  2. HIRAME (Flounder) – Served with a little squeeze of citrus and a brush of chef’s soy, another win!
  3. CHUTORO (Medium Fatty Tuna) – Wow was this great! The fat was so nicely marbled, just great.
  4. SURUME IKA (Pacific squid) – A tiny crunch, not at all chewy, super light, another great piece.
  5. AKAGAI (Ark shell) – Huge beautiful shell, very fresh, crunchy, delicious.

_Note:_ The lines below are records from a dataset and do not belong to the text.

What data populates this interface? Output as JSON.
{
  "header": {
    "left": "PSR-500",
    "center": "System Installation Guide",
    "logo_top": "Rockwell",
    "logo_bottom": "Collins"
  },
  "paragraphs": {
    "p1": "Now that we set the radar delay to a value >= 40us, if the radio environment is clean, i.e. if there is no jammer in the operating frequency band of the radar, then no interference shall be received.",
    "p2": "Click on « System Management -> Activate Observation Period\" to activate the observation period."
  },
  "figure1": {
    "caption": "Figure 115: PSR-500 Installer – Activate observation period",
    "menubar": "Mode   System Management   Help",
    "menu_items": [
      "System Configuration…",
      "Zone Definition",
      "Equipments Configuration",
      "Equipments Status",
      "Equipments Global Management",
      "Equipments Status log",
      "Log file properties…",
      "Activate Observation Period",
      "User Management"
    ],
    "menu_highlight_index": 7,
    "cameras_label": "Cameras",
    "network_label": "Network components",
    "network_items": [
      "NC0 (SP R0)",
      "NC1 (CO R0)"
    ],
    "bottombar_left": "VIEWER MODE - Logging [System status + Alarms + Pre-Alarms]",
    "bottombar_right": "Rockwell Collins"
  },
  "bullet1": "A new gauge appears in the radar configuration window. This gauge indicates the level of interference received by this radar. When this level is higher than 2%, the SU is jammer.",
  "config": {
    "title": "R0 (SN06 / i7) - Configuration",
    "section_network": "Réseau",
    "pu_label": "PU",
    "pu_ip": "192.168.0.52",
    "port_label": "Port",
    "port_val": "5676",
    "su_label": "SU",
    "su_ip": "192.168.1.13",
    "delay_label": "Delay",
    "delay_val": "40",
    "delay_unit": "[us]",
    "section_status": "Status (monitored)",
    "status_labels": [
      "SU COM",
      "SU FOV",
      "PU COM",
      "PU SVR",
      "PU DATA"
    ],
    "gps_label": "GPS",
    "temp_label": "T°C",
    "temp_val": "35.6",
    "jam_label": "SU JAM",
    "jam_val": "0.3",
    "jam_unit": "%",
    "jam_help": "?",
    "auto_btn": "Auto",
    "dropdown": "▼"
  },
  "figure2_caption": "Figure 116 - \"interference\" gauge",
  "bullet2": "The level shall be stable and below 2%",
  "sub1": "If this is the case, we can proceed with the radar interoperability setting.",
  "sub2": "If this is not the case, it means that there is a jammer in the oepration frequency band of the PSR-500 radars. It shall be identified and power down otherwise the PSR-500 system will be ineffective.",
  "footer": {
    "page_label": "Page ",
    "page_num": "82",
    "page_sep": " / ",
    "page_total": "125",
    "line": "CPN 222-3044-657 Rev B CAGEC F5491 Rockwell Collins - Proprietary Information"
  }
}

  6. AKAMI (lean Bluefin Tuna) – The sequencing is very good. I usually don’t like to go a little bit of everything, I prefer to have all the lights, and then progressively move to the heavier fishes.  Instead Chef kind of sprinkles in rounds of this.  Very interesting, and keeps you on  your toes.
  7. OTORO (Super Fatty Tuna) – Another beautiful cut of fish. All his Tunas are not at all chewy, and do not have any funky aftertaste.  They are all delicious!
  8. KOHADA (Gizzard shad) – I LOVE KOHADAs! They have to be seasoned and aged just right though.  This was so marvelous!
  9. KURUMA EBI (Japanese Tiger Prawn) – Very popular in the East, less so in the states. It’s because they keep the good stuff for themselves!!!  Actually I think we have so much Botan Ebi available to us, that Chefs do not warrant the upcharge of imported Japanese Tiger prawn.  This was delicious.
  10. IWASHI (Japanese sardine) – Wow was this delicious. SANMAs used to be my favorite silver, but lately, I’ve converted to IWASHIs.  This was so mild, so amazing. 
  11. KINMEDAI (Golden eye snapper) – KINMEDAIs are one of my favorite white fishes, a highly popular, highly prized fish in Tokyo. It was served with a small squeeze of citrus and a sprinkle of sea salt.  Magnificent!
  12. HOKKAIDO UNI – This was the first good HOKKAIDO UNI we’ve had in two weeks! We were served decent Canadian UNI once in Hong Kong, but the Japanese and Korean UNI we’ve been served these two weeks have been absolute crap.  Like spit it out quality.  Chef Masuda’s HOKKAIDO UNI was DELISH!
  13. ANAGO (Japanese sea eel) – Don’t tell all the eel specialty chefs in Japan, but I really never have much to say about eel, not much of a fan. Taste 90% the same everywhere you go.  BO-RING!
  14. TAMAGO – A lightly sweet, custardy Japanese omelet. Will never understand this fascination.  What a waste of a serving.
  15. ENGAWA (Fluke fin) – Beautiful, light, bright ENGAWA. Very good. 


Overall Thoughts:

Overall though, five cooked dishes is A LOT.  I would have opted for just three, SHIRAKO, grilled ME-HI-CA-LEE, and Simmered AMADAI, and then more sushi.  Also wished they had more variety for raw fish.  I don’t think the Japanese eat as much as we do, when we asked for additions, they looked at us like we were aliens.  We had the ENGAWA, but that was their only other fish.  They offered us rolls or repeats, so we had another IWASHI, and another KURUMA EBI, and called it a day.  Nonetheless, of the fish they had, almost every one of the fish was magnificent.  It was a fantastic time, with fantastic meal.